The study observes that underreporting, racial misclassification, poor relationships between law enforcement and American Indian and Alaska Native communities, poor record-keeping protocols, institutional racism including racism in the media, and a lack of substantive relationships between journalists and Native American communities all contribute to the lack of clarity and transparency in the missing persons data. “What is reported and recorded by law enforcement, covered by media, and remembered and honored by community members and family rarely matches.” Migration into urban settings has increased, along with a vast number of data complications occurring in both rural and urban settings. Critical issues related to racism and incomplete documentation of data in Missing and Murdered Indigenous Women cases exist in rural communities, and urban settings also experience these same distributive inequities. In this study, it is reported that the CDC states that murder is the third-leading cause of death among Native American women. UIHI found that “506 unique cases of missing and murdered American Indian and Alaska Native women and girls across the 71 selected cities—128 (25%) were missing persons cases, 280 (56%) were murder cases, and 98 (19%) had an unknown status.”

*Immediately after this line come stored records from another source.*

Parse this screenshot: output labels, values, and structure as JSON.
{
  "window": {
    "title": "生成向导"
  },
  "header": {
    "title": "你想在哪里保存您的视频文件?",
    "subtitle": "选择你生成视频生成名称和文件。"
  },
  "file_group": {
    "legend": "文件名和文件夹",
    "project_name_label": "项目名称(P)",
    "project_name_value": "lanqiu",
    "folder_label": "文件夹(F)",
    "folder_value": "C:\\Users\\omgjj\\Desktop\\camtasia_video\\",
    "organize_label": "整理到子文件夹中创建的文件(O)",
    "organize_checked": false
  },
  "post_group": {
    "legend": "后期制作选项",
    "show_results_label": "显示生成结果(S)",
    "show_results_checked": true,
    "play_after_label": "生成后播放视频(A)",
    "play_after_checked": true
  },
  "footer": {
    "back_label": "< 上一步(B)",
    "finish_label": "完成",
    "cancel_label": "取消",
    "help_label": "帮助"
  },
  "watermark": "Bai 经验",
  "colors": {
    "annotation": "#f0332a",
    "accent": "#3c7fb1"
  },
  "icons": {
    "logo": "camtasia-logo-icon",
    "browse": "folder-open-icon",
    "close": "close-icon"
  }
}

Through a detailed collection of information from the Freedom of Information Act (FOIA), UIHI collected as much case data as possible to compare each of the sources and corresponded the information to information from missing loved ones, public social media posts, family member contact, and searches of regional databases. Cities were selected due to high instances of Missing and Murdered Indigenous Women cases, home a significant number of urban American Indians, or who have an urban Indian health center in the city. Racial misclassification was a common reasons, including the misidentification of a person’s race or the inability to code the correct race on forms. In Seattle, it was identified that many Native American people had taken on Latin names in colonial contexts, and that currently the flexibility of crime systems are unable to recognize Native to non-Native identities within the system. This racial misclassification affects data in multiple subgroups. A content-analysis was also conducted on media coverage, and found that much of the coverage was centered on reservation-based violence. The study found, that while reservation-based violence contributes to critical bodies of knowledge, it minimizes the occurrences of the same issues in urban spaces and contributes to stereotypes of Native people as living primarily in reservations or rural areas. The study also notes challenges in law-enforcement relationships with Native communities. Studies researching data collection and legal transparency in Missing and Murdered Indigenous Women cases continue to improve as barriers to understanding continue to be identified.